As an attorney in Atlanta, Georgia with over 8 years experience that focuses on workers’ compensation, I get asked a lot of the same questions over and over again. Therefore, I thought it’d be a good idea to start a blog to answer many of those questions you may have, but are hesitant to call an attorney for. My hope is that by using this blog, you can determine whether it’s the right time for you to contact an attorney. Remember, in Georgia, there is never a charge for you to retain an attorney until you recover. And, if by reading this blog you still have questions, do not hesitate to contact me and I can let you know whether you are better to continue on by yourself, or whether you need the services of an attorney. I’d be glad to speak with you.Dave Thompson The Law Offices of David Scott Thompson Post Office Box 250142 Atlanta, Georgia 30325-1142 404-668-2572 firstname.lastname@example.org davethompsonlaw.com
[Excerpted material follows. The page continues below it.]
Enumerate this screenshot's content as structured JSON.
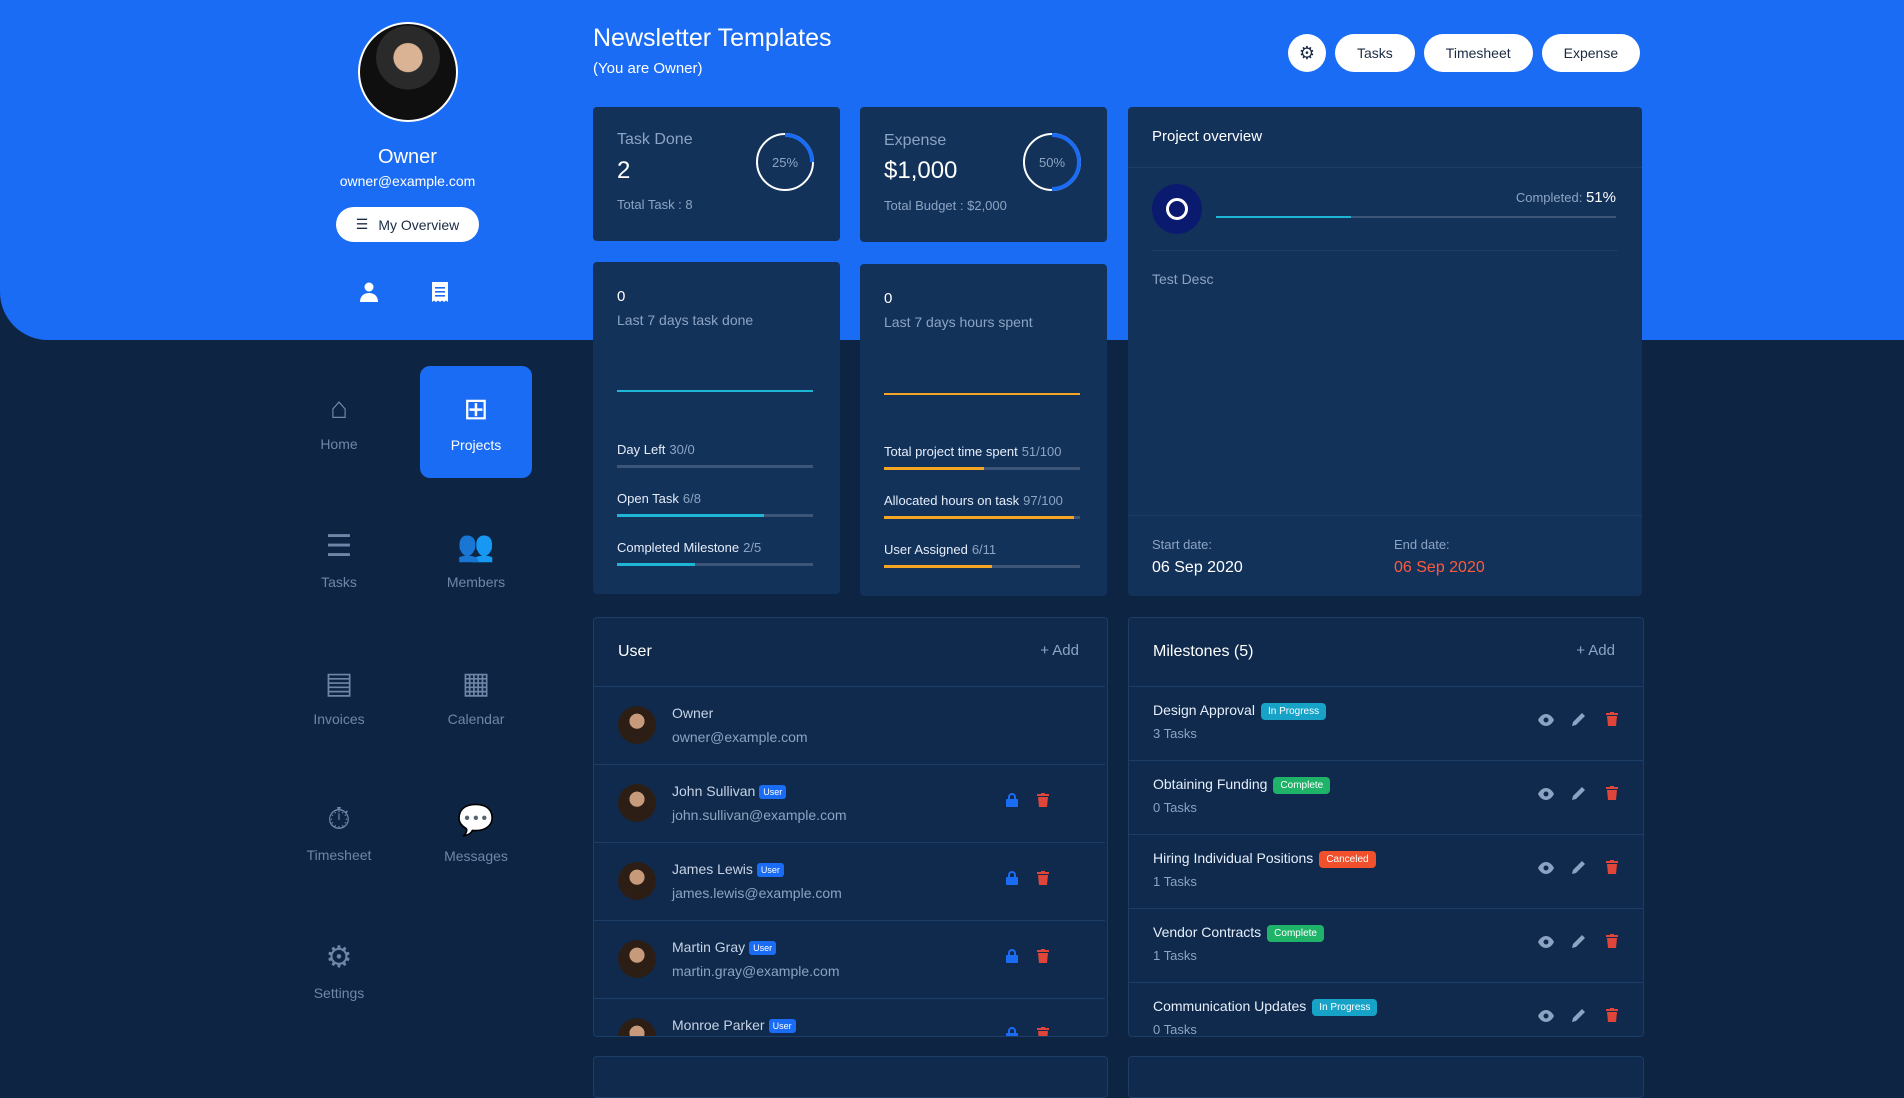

I have a lot of clients and potential clients come to me with what at first seems like great claims, but then they give me one detail that gives me pause: they tell me they were at lunch or getting coffee when injured. That makes the situation much more fact-intensive.
In Georgia, an injury is compensable, in other words, you are entitled to benefits, if you are on a mission connected with your employment. However, if you break the continuity of your employment, at that point you go from being “on the job” to “off the job” for the purposes of eligibility for workers’ compensation. However, then, if you get “back on track”, you are once again “on the job”. Here’s a real world example:
Employee is asked to drop off packages at the Post Office prior to a work meeting at another location. However, it being a busy morning, she stops to get coffee at a local shop along the way. For the purposes of workers’ compensation, she is arguably on the job at and from the post office all the way up to the point she is out of her car and walking into the coffee shop. However, once she purchases the coffee then begins returning to her car, she is once again in the scope of her employment. In this example, the employee suffered an injury when she tripped while trying to get into her car so she could head to the meeting. That would be considered in the scope of her employment.
There are several caveats to this rule. For instance, in the above example, instead of grabbing coffee, had the employee driven 20 miles out of her way to run home, getting injured while returning to the car may not be considered compensable. Or, had the employee stopped between the post office and the meeting to help a stranded driver and gotten injured in the course of that activity, that too would not be considered compensable, even though it is admirable.
If you have an injury that is similar to these facts, or any other injury, give me a call so I can let you know if you have a claim and/or if you need an attorneyDave Thompson 404-668-2572 email@example.com davethompsonlaw.com